- Rust and Corrosion
As with any steel construction equipment, rust and corrosion will attack unprotected areas and compromise structural integrity. Once significant pitting occurs, it can be extremely difficult and costly to repair. The chassis, boom, and attachment joints are particularly prone to rust issues.
Touch up paint chips and scratches immediately to prevent surface rust. Wash off corrosive agents like fertilizers or road salts as soon as possible. Consider adding boom wraps or guards to combat damage in vulnerable areas. Apply rust inhibiting sprays and lubricants to outriggers and pivots.
- Faulty Control Valves
Hydraulic control valves direct fluid flow to the various cylinders and motors to operate the backhoe functions. Over time, they are subject to wear, contamination damage, or maladjustment. Symptoms include delayed movement, weak force, and inconsistent operation.
Test valves by passing fluid directly through them to isolate flow or pressure issues. Clean or replace damaged spools and springs as needed. Verify valves shift fully and regulator settings are correct.
Flush contaminants from the system. Retrofit updated valve sections if older controls prove too problematic.
- Cab Noise and Vibration
The 580C’s cab serves as the operator’s work environment for full shifts. Excessive noise and vibration during machine operation leads to fatigue and safety risks. Contributing factors include worn cab mounts, poorly sealed doors, missing insulation, mechanical issues, and road surface conditions among others.
Inspect cab mounts and replace any that are cracked or deteriorating. Ensure cab sealing kits are intact around doors and windows. Check for missing or damaged sound dampening insulation.
Address any drivetrain problems that generate vibration. Use care when traveling over extremely rough terrain.
Frequently Asked Questions (FAQ)
The Case 580C model backhoe was manufactured for over 25 years, from 1987 up until 2007. During that long production run, there were incremental improvements and variants for specific markets, but in general the 580C remained relatively unchanged at its core. Many examples are still in operation today across the world.
Case backhoes like the 580C have a well-earned reputation for quality and reliability, especially when properly maintained and operated. Case Construction Equipment has been building backhoes since 1957 and the designs have evolved to become proven performers. Their strength lies in relatively simple mechanics coupled to rugged components.
The Case 580C came equipped with a 4-cylinder, turbocharged diesel engine. Horsepower ratings varied slightly by year and configuration from approximately 70 HP up to 100 HP maximum. This provided ample power for digging, lifting, and manipulating loads within its designed capabilities. Fuel efficiency was decent for the class as well.
With the standard loader bucket installed, the approximate maximum lift capacity of a Case 580C backhoe is around 3,100 pounds. The maximum lift height to the bucket pin is just over 14 feet.
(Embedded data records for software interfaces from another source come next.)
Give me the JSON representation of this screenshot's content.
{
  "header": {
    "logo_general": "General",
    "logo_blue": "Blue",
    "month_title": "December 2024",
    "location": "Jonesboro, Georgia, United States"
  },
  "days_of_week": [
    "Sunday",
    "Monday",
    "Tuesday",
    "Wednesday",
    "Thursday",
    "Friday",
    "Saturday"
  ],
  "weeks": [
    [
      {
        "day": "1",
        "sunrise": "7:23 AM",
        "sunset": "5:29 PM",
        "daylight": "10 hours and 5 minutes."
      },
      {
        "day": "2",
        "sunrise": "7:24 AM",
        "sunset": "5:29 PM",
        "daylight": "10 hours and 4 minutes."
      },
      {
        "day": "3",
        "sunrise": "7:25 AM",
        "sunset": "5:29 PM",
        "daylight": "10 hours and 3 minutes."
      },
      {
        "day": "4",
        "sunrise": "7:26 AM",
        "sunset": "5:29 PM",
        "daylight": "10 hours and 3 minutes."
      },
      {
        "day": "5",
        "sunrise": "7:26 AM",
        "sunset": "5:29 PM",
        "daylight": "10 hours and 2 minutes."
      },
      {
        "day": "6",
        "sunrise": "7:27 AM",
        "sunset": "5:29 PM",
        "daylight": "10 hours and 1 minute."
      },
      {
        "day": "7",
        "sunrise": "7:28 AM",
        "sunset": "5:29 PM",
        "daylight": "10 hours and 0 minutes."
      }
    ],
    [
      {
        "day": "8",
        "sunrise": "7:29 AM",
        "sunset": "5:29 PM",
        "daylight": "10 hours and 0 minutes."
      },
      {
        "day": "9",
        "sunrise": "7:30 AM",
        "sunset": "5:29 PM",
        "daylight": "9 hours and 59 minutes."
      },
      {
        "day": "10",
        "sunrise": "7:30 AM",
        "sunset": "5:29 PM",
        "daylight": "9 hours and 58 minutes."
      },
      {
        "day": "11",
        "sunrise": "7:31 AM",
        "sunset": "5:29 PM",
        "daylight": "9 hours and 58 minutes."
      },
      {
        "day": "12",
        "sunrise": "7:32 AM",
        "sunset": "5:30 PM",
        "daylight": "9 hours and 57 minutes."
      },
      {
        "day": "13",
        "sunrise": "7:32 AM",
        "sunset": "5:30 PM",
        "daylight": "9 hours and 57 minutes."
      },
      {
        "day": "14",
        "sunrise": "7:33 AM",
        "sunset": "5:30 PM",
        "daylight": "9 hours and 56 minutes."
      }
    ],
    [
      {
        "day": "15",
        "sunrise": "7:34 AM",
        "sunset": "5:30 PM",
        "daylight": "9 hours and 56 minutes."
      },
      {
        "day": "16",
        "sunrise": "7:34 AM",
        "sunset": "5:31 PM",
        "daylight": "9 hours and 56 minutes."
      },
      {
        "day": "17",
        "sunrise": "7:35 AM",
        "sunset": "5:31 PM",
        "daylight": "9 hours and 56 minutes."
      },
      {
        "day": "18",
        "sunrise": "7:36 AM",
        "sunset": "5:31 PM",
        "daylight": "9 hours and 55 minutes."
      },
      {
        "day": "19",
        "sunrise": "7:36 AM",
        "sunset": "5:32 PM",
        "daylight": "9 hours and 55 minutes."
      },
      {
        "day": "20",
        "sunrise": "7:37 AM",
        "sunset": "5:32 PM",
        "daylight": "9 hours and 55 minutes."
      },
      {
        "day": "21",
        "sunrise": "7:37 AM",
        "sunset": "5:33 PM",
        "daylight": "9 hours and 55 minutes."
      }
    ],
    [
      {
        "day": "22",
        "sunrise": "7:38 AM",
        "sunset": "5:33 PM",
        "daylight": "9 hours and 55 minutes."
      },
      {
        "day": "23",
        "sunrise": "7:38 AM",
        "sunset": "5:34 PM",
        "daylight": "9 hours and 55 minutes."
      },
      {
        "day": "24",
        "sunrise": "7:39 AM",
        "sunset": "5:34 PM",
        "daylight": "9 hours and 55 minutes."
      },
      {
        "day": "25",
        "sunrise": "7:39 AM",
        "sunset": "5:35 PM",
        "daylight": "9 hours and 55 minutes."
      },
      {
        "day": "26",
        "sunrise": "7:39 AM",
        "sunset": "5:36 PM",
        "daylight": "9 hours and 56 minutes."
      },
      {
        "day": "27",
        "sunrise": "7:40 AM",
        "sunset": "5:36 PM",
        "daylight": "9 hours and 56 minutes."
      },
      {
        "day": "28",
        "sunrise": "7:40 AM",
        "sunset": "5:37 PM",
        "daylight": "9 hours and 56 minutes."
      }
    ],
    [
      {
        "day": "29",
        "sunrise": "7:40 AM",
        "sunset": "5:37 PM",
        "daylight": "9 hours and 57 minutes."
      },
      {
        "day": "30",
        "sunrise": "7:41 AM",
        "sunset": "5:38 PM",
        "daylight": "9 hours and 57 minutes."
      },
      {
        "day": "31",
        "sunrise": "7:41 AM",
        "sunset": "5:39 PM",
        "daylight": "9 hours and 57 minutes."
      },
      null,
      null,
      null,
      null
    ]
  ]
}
These specs make it a highly capable digging and lifting machine for a variety of earthmoving, excavation, and material handling jobs. Larger 580 models can lift even heavier loads.
The Case 580C backhoe is prone to a variety of issues over its lifetime, especially if maintenance is neglected. Problems can occur with the engine, hydraulic system, drivetrain, and structural components. Common symptoms include overheating, leaks, slipping, power loss, cracking, and abnormal wear.
Staying on top of routine maintenance and repairs is key to minimizing breakdowns and extending the machine’s service life. Case 580 models are well-built and deliver reliable performance when properly cared for.
But like any complex mechanical equipment, they require diligent upkeep and attention to detail to keep everything operating smoothly.